- [Instructions to follow]:
Please restate the data exactly, from the first line to the last.

- [Given information]:
↓

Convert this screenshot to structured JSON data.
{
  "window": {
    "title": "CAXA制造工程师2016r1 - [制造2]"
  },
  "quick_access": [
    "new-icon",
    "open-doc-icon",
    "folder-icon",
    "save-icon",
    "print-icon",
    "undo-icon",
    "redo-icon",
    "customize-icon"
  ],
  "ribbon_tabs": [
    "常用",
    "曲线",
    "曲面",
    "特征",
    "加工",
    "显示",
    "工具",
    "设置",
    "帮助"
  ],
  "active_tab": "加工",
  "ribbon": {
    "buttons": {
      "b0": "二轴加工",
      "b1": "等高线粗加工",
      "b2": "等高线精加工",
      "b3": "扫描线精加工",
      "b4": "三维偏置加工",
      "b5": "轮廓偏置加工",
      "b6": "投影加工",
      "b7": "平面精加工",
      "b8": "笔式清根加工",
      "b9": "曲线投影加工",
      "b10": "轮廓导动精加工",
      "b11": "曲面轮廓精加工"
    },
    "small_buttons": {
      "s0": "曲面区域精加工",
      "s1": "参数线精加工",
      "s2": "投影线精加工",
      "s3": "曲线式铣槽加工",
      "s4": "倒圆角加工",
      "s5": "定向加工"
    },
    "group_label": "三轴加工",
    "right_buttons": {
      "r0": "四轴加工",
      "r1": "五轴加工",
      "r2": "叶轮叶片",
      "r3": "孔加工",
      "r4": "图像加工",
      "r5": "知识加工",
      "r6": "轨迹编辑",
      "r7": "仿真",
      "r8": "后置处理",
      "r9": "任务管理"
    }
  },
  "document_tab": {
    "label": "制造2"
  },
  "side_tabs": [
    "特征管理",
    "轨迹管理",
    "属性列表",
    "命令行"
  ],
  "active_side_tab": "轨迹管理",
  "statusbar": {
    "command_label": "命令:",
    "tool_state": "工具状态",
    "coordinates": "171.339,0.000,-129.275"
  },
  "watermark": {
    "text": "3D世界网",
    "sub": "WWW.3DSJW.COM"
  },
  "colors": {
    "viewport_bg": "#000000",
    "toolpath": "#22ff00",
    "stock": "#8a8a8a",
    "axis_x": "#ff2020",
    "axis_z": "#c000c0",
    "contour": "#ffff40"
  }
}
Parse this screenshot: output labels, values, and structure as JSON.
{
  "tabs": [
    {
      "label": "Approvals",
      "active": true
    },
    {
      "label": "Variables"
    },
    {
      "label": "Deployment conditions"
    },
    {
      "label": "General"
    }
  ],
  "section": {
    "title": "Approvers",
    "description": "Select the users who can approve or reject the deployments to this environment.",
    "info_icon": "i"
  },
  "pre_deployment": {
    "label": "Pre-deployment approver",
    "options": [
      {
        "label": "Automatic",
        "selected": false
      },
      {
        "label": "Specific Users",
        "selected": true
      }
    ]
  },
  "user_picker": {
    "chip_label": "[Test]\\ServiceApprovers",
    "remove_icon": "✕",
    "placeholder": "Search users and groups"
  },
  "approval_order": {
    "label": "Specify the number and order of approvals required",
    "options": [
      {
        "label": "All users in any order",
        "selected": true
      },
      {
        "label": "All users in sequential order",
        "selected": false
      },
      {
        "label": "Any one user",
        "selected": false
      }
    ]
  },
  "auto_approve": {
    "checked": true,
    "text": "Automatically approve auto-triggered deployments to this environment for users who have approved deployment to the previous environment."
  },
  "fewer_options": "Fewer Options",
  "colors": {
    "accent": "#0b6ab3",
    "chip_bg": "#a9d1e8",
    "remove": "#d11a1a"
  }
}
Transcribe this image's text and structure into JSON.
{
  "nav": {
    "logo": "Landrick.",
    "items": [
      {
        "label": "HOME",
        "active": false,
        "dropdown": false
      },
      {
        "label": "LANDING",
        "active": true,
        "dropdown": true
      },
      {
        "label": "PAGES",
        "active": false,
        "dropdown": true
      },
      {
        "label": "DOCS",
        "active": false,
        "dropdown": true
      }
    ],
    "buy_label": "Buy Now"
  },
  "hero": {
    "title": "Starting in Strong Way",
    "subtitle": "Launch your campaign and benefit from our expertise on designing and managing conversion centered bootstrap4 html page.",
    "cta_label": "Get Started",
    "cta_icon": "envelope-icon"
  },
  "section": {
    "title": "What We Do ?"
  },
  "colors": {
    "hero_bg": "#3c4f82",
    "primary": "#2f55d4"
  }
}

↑

- [Output]:
Convert this screenshot to structured JSON data.
{
  "window": {
    "title": "CAXA制造工程师2016r1 - [制造2]"
  },
  "quick_access": [
    "new-icon",
    "open-doc-icon",
    "folder-icon",
    "save-icon",
    "print-icon",
    "undo-icon",
    "redo-icon",
    "customize-icon"
  ],
  "ribbon_tabs": [
    "常用",
    "曲线",
    "曲面",
    "特征",
    "加工",
    "显示",
    "工具",
    "设置",
    "帮助"
  ],
  "active_tab": "加工",
  "ribbon": {
    "buttons": {
      "b0": "二轴加工",
      "b1": "等高线粗加工",
      "b2": "等高线精加工",
      "b3": "扫描线精加工",
      "b4": "三维偏置加工",
      "b5": "轮廓偏置加工",
      "b6": "投影加工",
      "b7": "平面精加工",
      "b8": "笔式清根加工",
      "b9": "曲线投影加工",
      "b10": "轮廓导动精加工",
      "b11": "曲面轮廓精加工"
    },
    "small_buttons": {
      "s0": "曲面区域精加工",
      "s1": "参数线精加工",
      "s2": "投影线精加工",
      "s3": "曲线式铣槽加工",
      "s4": "倒圆角加工",
      "s5": "定向加工"
    },
    "group_label": "三轴加工",
    "right_buttons": {
      "r0": "四轴加工",
      "r1": "五轴加工",
      "r2": "叶轮叶片",
      "r3": "孔加工",
      "r4": "图像加工",
      "r5": "知识加工",
      "r6": "轨迹编辑",
      "r7": "仿真",
      "r8": "后置处理",
      "r9": "任务管理"
    }
  },
  "document_tab": {
    "label": "制造2"
  },
  "side_tabs": [
    "特征管理",
    "轨迹管理",
    "属性列表",
    "命令行"
  ],
  "active_side_tab": "轨迹管理",
  "statusbar": {
    "command_label": "命令:",
    "tool_state": "工具状态",
    "coordinates": "171.339,0.000,-129.275"
  },
  "watermark": {
    "text": "3D世界网",
    "sub": "WWW.3DSJW.COM"
  },
  "colors": {
    "viewport_bg": "#000000",
    "toolpath": "#22ff00",
    "stock": "#8a8a8a",
    "axis_x": "#ff2020",
    "axis_z": "#c000c0",
    "contour": "#ffff40"
  }
}
Parse this screenshot: output labels, values, and structure as JSON.
{
  "tabs": [
    {
      "label": "Approvals",
      "active": true
    },
    {
      "label": "Variables"
    },
    {
      "label": "Deployment conditions"
    },
    {
      "label": "General"
    }
  ],
  "section": {
    "title": "Approvers",
    "description": "Select the users who can approve or reject the deployments to this environment.",
    "info_icon": "i"
  },
  "pre_deployment": {
    "label": "Pre-deployment approver",
    "options": [
      {
        "label": "Automatic",
        "selected": false
      },
      {
        "label": "Specific Users",
        "selected": true
      }
    ]
  },
  "user_picker": {
    "chip_label": "[Test]\\ServiceApprovers",
    "remove_icon": "✕",
    "placeholder": "Search users and groups"
  },
  "approval_order": {
    "label": "Specify the number and order of approvals required",
    "options": [
      {
        "label": "All users in any order",
        "selected": true
      },
      {
        "label": "All users in sequential order",
        "selected": false
      },
      {
        "label": "Any one user",
        "selected": false
      }
    ]
  },
  "auto_approve": {
    "checked": true,
    "text": "Automatically approve auto-triggered deployments to this environment for users who have approved deployment to the previous environment."
  },
  "fewer_options": "Fewer Options",
  "colors": {
    "accent": "#0b6ab3",
    "chip_bg": "#a9d1e8",
    "remove": "#d11a1a"
  }
}
Transcribe this image's text and structure into JSON.
{
  "nav": {
    "logo": "Landrick.",
    "items": [
      {
        "label": "HOME",
        "active": false,
        "dropdown": false
      },
      {
        "label": "LANDING",
        "active": true,
        "dropdown": true
      },
      {
        "label": "PAGES",
        "active": false,
        "dropdown": true
      },
      {
        "label": "DOCS",
        "active": false,
        "dropdown": true
      }
    ],
    "buy_label": "Buy Now"
  },
  "hero": {
    "title": "Starting in Strong Way",
    "subtitle": "Launch your campaign and benefit from our expertise on designing and managing conversion centered bootstrap4 html page.",
    "cta_label": "Get Started",
    "cta_icon": "envelope-icon"
  },
  "section": {
    "title": "What We Do ?"
  },
  "colors": {
    "hero_bg": "#3c4f82",
    "primary": "#2f55d4"
  }
}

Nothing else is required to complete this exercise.